→ **WHAT IS NEEDED**:
All of the entries, apart from their pictures, are to be copied verbatim.

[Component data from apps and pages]
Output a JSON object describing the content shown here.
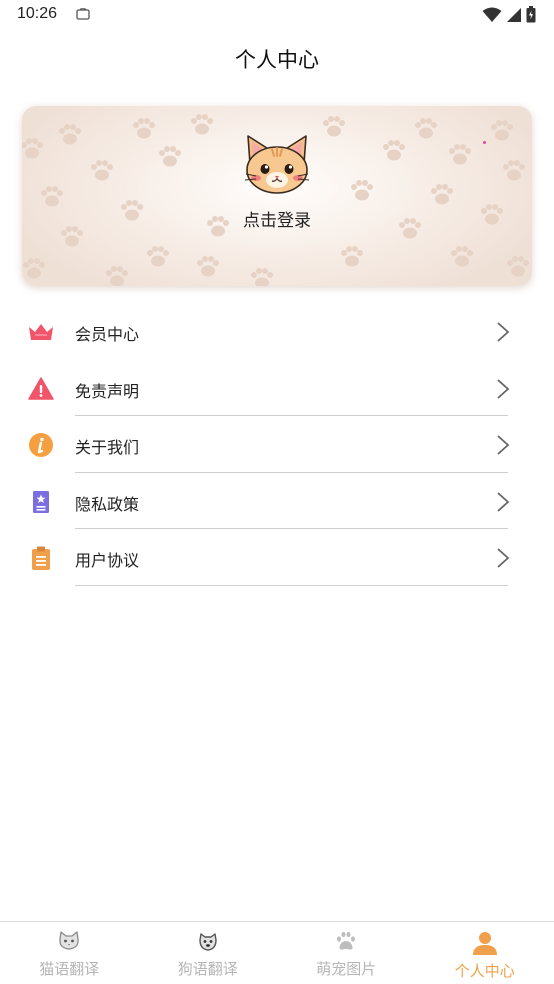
{
  "status_bar": {
    "time": "10:26"
  },
  "header": {
    "title": "个人中心"
  },
  "login_card": {
    "label": "点击登录"
  },
  "menu": {
    "items": [
      {
        "label": "会员中心",
        "icon": "crown-icon",
        "color": "#f0556a"
      },
      {
        "label": "免责声明",
        "icon": "warning-icon",
        "color": "#f0556a"
      },
      {
        "label": "关于我们",
        "icon": "info-icon",
        "color": "#f5a040"
      },
      {
        "label": "隐私政策",
        "icon": "document-star-icon",
        "color": "#7a6ee0"
      },
      {
        "label": "用户协议",
        "icon": "clipboard-icon",
        "color": "#f0a04a"
      }
    ]
  },
  "bottom_nav": {
    "active_color": "#f0a04a",
    "inactive_color": "#b5b5b5",
    "items": [
      {
        "label": "猫语翻译",
        "icon": "cat-face-icon",
        "active": false
      },
      {
        "label": "狗语翻译",
        "icon": "dog-face-icon",
        "active": false
      },
      {
        "label": "萌宠图片",
        "icon": "paw-icon",
        "active": false
      },
      {
        "label": "个人中心",
        "icon": "person-icon",
        "active": true
      }
    ]
  }
}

→ **RESPONSE TO THIS TASK**:
Output a JSON object describing the content shown here.
{
  "status_bar": {
    "time": "10:26"
  },
  "header": {
    "title": "个人中心"
  },
  "login_card": {
    "label": "点击登录"
  },
  "menu": {
    "items": [
      {
        "label": "会员中心",
        "icon": "crown-icon",
        "color": "#f0556a"
      },
      {
        "label": "免责声明",
        "icon": "warning-icon",
        "color": "#f0556a"
      },
      {
        "label": "关于我们",
        "icon": "info-icon",
        "color": "#f5a040"
      },
      {
        "label": "隐私政策",
        "icon": "document-star-icon",
        "color": "#7a6ee0"
      },
      {
        "label": "用户协议",
        "icon": "clipboard-icon",
        "color": "#f0a04a"
      }
    ]
  },
  "bottom_nav": {
    "active_color": "#f0a04a",
    "inactive_color": "#b5b5b5",
    "items": [
      {
        "label": "猫语翻译",
        "icon": "cat-face-icon",
        "active": false
      },
      {
        "label": "狗语翻译",
        "icon": "dog-face-icon",
        "active": false
      },
      {
        "label": "萌宠图片",
        "icon": "paw-icon",
        "active": false
      },
      {
        "label": "个人中心",
        "icon": "person-icon",
        "active": true
      }
    ]
  }
}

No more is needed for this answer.